in the case of Maud Tabachnik’s Feminist Crime Fiction”

13:00-14:00 LUNCH, QFT Foyer, 20 University Square

14:00-15:45 Seminar Room, 21 University Square Localisation and Globalisation
Kate Quinn (University of Galway) “Beyond Chilenidad.
Transatlantic crossings and local inflection in Chilean Crime Fiction”
David Schmid (University of Bufffalo) City, State, and Globe in the Crime Novels of Paco Ignacio Taibo II
David Platten (Leeds) Crossing Bridges: Crime Stories as International Currency”

Wednesday, 4 June 2014

No Alibis Event - Paul Charles

An Evening With Paul Charles-The Lonesome Heart Is Angry
Friday 6th June at 6:30PM

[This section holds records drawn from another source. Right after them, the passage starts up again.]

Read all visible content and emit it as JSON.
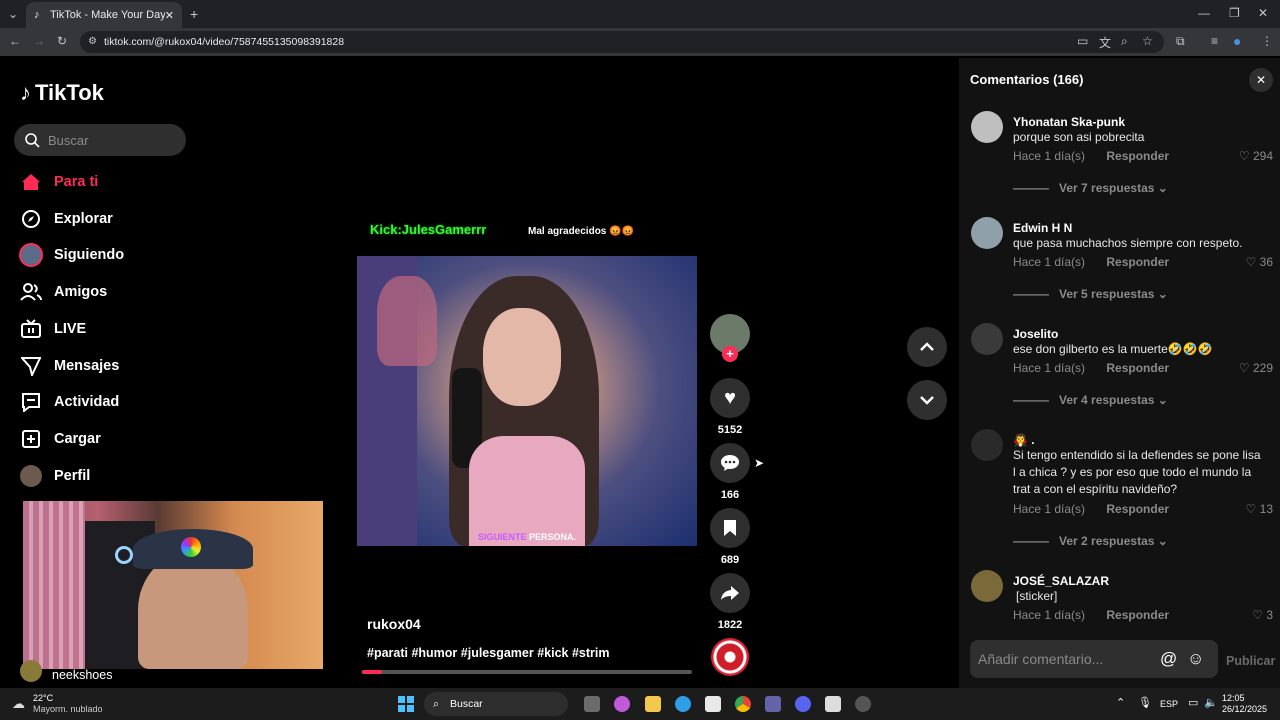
{
  "browser": {
    "tab_title": "TikTok - Make Your Day",
    "url": "tiktok.com/@rukox04/video/7587455135098391828"
  },
  "sidebar": {
    "logo": "TikTok",
    "search_placeholder": "Buscar",
    "items": [
      {
        "label": "Para ti",
        "icon": "home-icon"
      },
      {
        "label": "Explorar",
        "icon": "compass-icon"
      },
      {
        "label": "Siguiendo",
        "icon": "following-avatar-icon"
      },
      {
        "label": "Amigos",
        "icon": "friends-icon"
      },
      {
        "label": "LIVE",
        "icon": "live-icon"
      },
      {
        "label": "Mensajes",
        "icon": "messages-icon"
      },
      {
        "label": "Actividad",
        "icon": "activity-icon"
      },
      {
        "label": "Cargar",
        "icon": "upload-icon"
      },
      {
        "label": "Perfil",
        "icon": "profile-avatar-icon"
      }
    ],
    "bottom_user": "neekshoes"
  },
  "video": {
    "overlay_left": "Kick:JulesGamerrr",
    "overlay_right": "Mal agradecidos 😡😡",
    "subtitle_a": "SIGUIENTE",
    "subtitle_b": "PERSONA.",
    "author": "rukox04",
    "hashtags": "#parati #humor #julesgamer #kick #strim"
  },
  "actions": {
    "likes": "5152",
    "comments": "166",
    "saves": "689",
    "shares": "1822"
  },
  "comments_panel": {
    "title": "Comentarios (166)",
    "reply_label": "Responder",
    "input_placeholder": "Añadir comentario...",
    "publish": "Publicar",
    "comments": [
      {
        "user": "Yhonatan Ska-punk",
        "text": "porque son asi pobrecita",
        "time": "Hace 1 día(s)",
        "likes": "294",
        "more": "Ver 7 respuestas"
      },
      {
        "user": "Edwin H N",
        "text": "que pasa muchachos siempre con respeto.",
        "time": "Hace 1 día(s)",
        "likes": "36",
        "more": "Ver 5 respuestas"
      },
      {
        "user": "Joselito",
        "text": "ese don gilberto es la muerte🤣🤣🤣",
        "time": "Hace 1 día(s)",
        "likes": "229",
        "more": "Ver 4 respuestas"
      },
      {
        "user": "🧛 .",
        "text": "Si tengo entendido si la defiendes se pone lisa l a chica ? y es por eso que todo el mundo la trat a con el espíritu navideño?",
        "time": "Hace 1 día(s)",
        "likes": "13",
        "more": "Ver 2 respuestas"
      },
      {
        "user": "JOSÉ_SALAZAR",
        "text": "[sticker]",
        "time": "Hace 1 día(s)",
        "likes": "3",
        "more": ""
      }
    ]
  },
  "taskbar": {
    "weather_temp": "22°C",
    "weather_desc": "Mayorm. nublado",
    "search": "Buscar",
    "lang": "ESP",
    "time": "12:05",
    "date": "26/12/2025"
  }
}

No Alibis Bookstore is pleased to invite you to celebrate the launch of Paul Charles' latest novel, THE LONESOME HEART IS ANGRY, on Friday 6th June at 6:30PM. This is a free event.
What seems like a routine job for the matchmaker, Michael Gilmour, in a 1960s small Northern Irish town becomes something very much more when events take an unexpected turn. The brothers Kane have an idea for their matches that will set tongues wagging, light the fires of jealousy in more than one heart, and open the door to tragedy.
The Lonesome Heart is Angry explores life in a small town and the darker side of the human condition. It doesn't shy away from the gossip, the fear, the violence and desperation that can build up inside people and behind closed doors.
Set in Castlemartin, home of the Playboys who featured in Paul Charles' The Last Dance, The Lonesome Heart is Angry is a gripping novel that will keep you reading until the last page.
Paul Charles is a noted author of crime and music books. He works as a music agent and is based in London. New Island published his previous Castlemartin novel, The Last Dance, in 2012.
Book your spot now by emailing David, or calling the shop on 9031 9607.